_What needs to be done:_ Within this listing, how many lines include the word "content"? Only the number should be given.

_Data to process:_
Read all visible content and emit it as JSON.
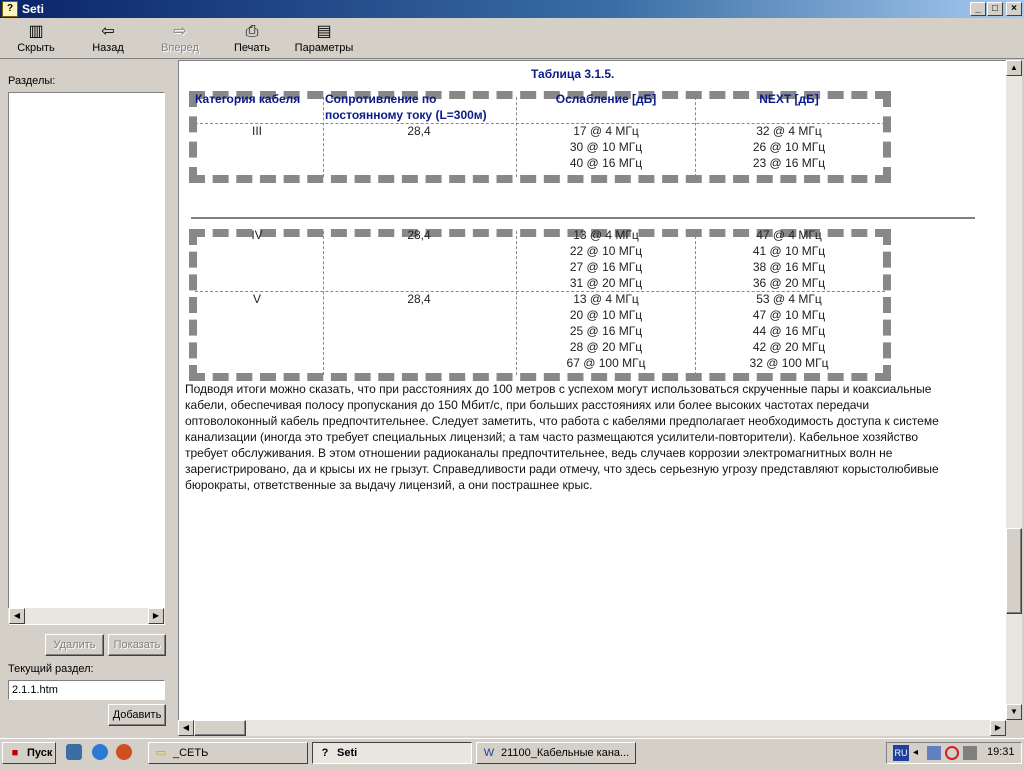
{
  "window": {
    "title": "Seti",
    "controls": {
      "minimize": "_",
      "maximize": "□",
      "close": "×"
    }
  },
  "toolbar": {
    "hide_label": "Скрыть",
    "back_label": "Назад",
    "forward_label": "Вперед",
    "print_label": "Печать",
    "options_label": "Параметры"
  },
  "sidebar": {
    "sections_label": "Разделы:",
    "delete_label": "Удалить",
    "show_label": "Показать",
    "current_section_label": "Текущий раздел:",
    "current_section_value": "2.1.1.htm",
    "add_label": "Добавить"
  },
  "content": {
    "table_caption": "Таблица 3.1.5.",
    "headers": [
      "Категория кабеля",
      "Сопротивление по постоянному току (L=300м)",
      "Ослабление [дБ]",
      "NEXT [дБ]"
    ],
    "rows": [
      {
        "category": "III",
        "resistance": "28,4",
        "attenuation": [
          "17 @ 4 МГц",
          "30 @ 10 МГц",
          "40 @ 16 МГц"
        ],
        "next": [
          "32 @ 4 МГц",
          "26 @ 10 МГц",
          "23 @ 16 МГц"
        ]
      },
      {
        "category": "IV",
        "resistance": "28,4",
        "attenuation": [
          "13 @ 4 МГц",
          "22 @ 10 МГц",
          "27 @ 16 МГц",
          "31 @ 20 МГц"
        ],
        "next": [
          "47 @ 4 МГц",
          "41 @ 10 МГц",
          "38 @ 16 МГц",
          "36 @ 20 МГц"
        ]
      },
      {
        "category": "V",
        "resistance": "28,4",
        "attenuation": [
          "13 @ 4 МГц",
          "20 @ 10 МГц",
          "25 @ 16 МГц",
          "28 @ 20 МГц",
          "67 @ 100 МГц"
        ],
        "next": [
          "53 @ 4 МГц",
          "47 @ 10 МГц",
          "44 @ 16 МГц",
          "42 @ 20 МГц",
          "32 @ 100 МГц"
        ]
      }
    ],
    "paragraph": "Подводя итоги можно сказать, что при расстояниях до 100 метров с успехом могут использоваться скрученные пары и коаксиальные кабели, обеспечивая полосу пропускания до 150 Мбит/с, при больших расстояниях или более высоких частотах передачи оптоволоконный кабель предпочтительнее. Следует заметить, что работа с кабелями предполагает необходимость доступа к системе канализации (иногда это требует специальных лицензий; а там часто размещаются усилители-повторители). Кабельное хозяйство требует обслуживания. В этом отношении радиоканалы предпочтительнее, ведь случаев коррозии электромагнитных волн не зарегистрировано, да и крысы их не грызут. Справедливости ради отмечу, что здесь серьезную угрозу представляют корыстолюбивые бюрократы, ответственные за выдачу лицензий, а они пострашнее крыс."
  },
  "taskbar": {
    "start_label": "Пуск",
    "tasks": [
      "_СЕТЬ",
      "Seti",
      "21100_Кабельные кана..."
    ],
    "lang": "RU",
    "clock": "19:31"
  }
}
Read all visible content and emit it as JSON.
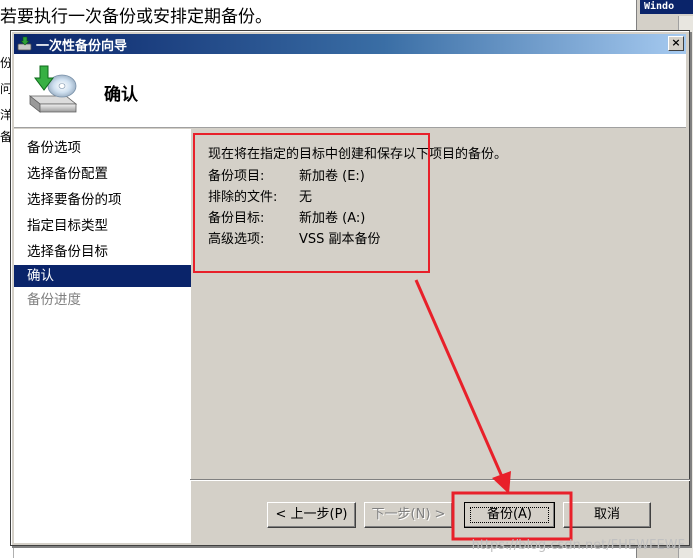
{
  "background": {
    "instruction_text": "若要执行一次备份或安排定期备份。",
    "left_fragments": [
      "份",
      "问",
      "洋",
      "备"
    ],
    "right_title": "Windo"
  },
  "dialog": {
    "title": "一次性备份向导",
    "close_label": "×",
    "header_title": "确认",
    "nav_items": [
      {
        "label": "备份选项",
        "state": "normal"
      },
      {
        "label": "选择备份配置",
        "state": "normal"
      },
      {
        "label": "选择要备份的项",
        "state": "normal"
      },
      {
        "label": "指定目标类型",
        "state": "normal"
      },
      {
        "label": "选择备份目标",
        "state": "normal"
      },
      {
        "label": "确认",
        "state": "active"
      },
      {
        "label": "备份进度",
        "state": "disabled"
      }
    ],
    "intro": "现在将在指定的目标中创建和保存以下项目的备份。",
    "summary": [
      {
        "key": "备份项目:",
        "value": "新加卷 (E:)"
      },
      {
        "key": "排除的文件:",
        "value": "无"
      },
      {
        "key": "备份目标:",
        "value": "新加卷 (A:)"
      },
      {
        "key": "高级选项:",
        "value": "VSS 副本备份"
      }
    ],
    "buttons": {
      "back": "< 上一步(P)",
      "next": "下一步(N) >",
      "backup": "备份(A)",
      "cancel": "取消"
    }
  },
  "annotation_color": "#e8202a",
  "watermark": "https://blog.csdn.net/FHEWFEWF"
}
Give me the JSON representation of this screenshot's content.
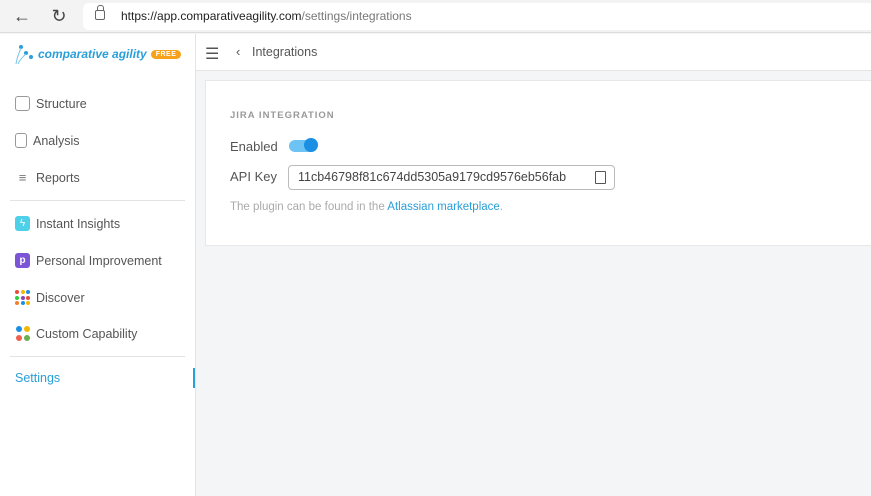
{
  "browser": {
    "url_domain": "https://app.comparativeagility.com",
    "url_path": "/settings/integrations"
  },
  "logo": {
    "text": "comparative agility",
    "badge": "FREE"
  },
  "sidebar": {
    "items": [
      {
        "label": "Structure"
      },
      {
        "label": "Analysis"
      },
      {
        "label": "Reports"
      },
      {
        "label": "Instant Insights"
      },
      {
        "label": "Personal Improvement"
      },
      {
        "label": "Discover"
      },
      {
        "label": "Custom Capability"
      },
      {
        "label": "Settings"
      }
    ]
  },
  "header": {
    "breadcrumb": "Integrations"
  },
  "jira": {
    "section_title": "JIRA INTEGRATION",
    "enabled_label": "Enabled",
    "enabled": true,
    "api_key_label": "API Key",
    "api_key": "11cb46798f81c674dd5305a9179cd9576eb56fab",
    "note_prefix": "The plugin can be found in the ",
    "note_link": "Atlassian marketplace",
    "note_suffix": "."
  },
  "colors": {
    "accent": "#2a9fd8",
    "badge": "#f7a21b"
  }
}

_Reply:_ 4